▶ [Supplied records]:
□ □ □ □
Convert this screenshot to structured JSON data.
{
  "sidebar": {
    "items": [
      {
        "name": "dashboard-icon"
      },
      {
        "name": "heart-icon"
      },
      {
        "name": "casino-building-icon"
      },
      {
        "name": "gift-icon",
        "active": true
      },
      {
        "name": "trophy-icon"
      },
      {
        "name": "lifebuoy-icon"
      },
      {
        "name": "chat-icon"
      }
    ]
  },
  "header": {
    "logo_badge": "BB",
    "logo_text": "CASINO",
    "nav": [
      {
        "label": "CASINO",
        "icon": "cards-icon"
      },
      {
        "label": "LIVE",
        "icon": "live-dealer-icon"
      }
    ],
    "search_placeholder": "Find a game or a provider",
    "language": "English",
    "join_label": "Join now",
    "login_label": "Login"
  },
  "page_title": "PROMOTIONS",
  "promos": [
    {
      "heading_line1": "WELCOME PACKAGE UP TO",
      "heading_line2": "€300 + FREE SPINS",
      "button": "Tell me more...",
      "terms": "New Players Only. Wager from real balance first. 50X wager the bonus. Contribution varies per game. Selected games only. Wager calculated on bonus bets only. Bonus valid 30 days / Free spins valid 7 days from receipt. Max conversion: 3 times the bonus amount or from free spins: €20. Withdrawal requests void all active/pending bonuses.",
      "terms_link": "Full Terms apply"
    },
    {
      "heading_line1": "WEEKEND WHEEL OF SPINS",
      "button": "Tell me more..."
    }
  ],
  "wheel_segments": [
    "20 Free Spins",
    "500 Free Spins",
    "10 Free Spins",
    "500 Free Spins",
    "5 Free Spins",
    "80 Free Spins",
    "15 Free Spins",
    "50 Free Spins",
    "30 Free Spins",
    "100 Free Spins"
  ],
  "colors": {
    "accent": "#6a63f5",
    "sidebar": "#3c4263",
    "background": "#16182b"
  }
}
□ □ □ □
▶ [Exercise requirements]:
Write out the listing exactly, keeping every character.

▶ [Solution]:
Convert this screenshot to structured JSON data.
{
  "sidebar": {
    "items": [
      {
        "name": "dashboard-icon"
      },
      {
        "name": "heart-icon"
      },
      {
        "name": "casino-building-icon"
      },
      {
        "name": "gift-icon",
        "active": true
      },
      {
        "name": "trophy-icon"
      },
      {
        "name": "lifebuoy-icon"
      },
      {
        "name": "chat-icon"
      }
    ]
  },
  "header": {
    "logo_badge": "BB",
    "logo_text": "CASINO",
    "nav": [
      {
        "label": "CASINO",
        "icon": "cards-icon"
      },
      {
        "label": "LIVE",
        "icon": "live-dealer-icon"
      }
    ],
    "search_placeholder": "Find a game or a provider",
    "language": "English",
    "join_label": "Join now",
    "login_label": "Login"
  },
  "page_title": "PROMOTIONS",
  "promos": [
    {
      "heading_line1": "WELCOME PACKAGE UP TO",
      "heading_line2": "€300 + FREE SPINS",
      "button": "Tell me more...",
      "terms": "New Players Only. Wager from real balance first. 50X wager the bonus. Contribution varies per game. Selected games only. Wager calculated on bonus bets only. Bonus valid 30 days / Free spins valid 7 days from receipt. Max conversion: 3 times the bonus amount or from free spins: €20. Withdrawal requests void all active/pending bonuses.",
      "terms_link": "Full Terms apply"
    },
    {
      "heading_line1": "WEEKEND WHEEL OF SPINS",
      "button": "Tell me more..."
    }
  ],
  "wheel_segments": [
    "20 Free Spins",
    "500 Free Spins",
    "10 Free Spins",
    "500 Free Spins",
    "5 Free Spins",
    "80 Free Spins",
    "15 Free Spins",
    "50 Free Spins",
    "30 Free Spins",
    "100 Free Spins"
  ],
  "colors": {
    "accent": "#6a63f5",
    "sidebar": "#3c4263",
    "background": "#16182b"
  }
}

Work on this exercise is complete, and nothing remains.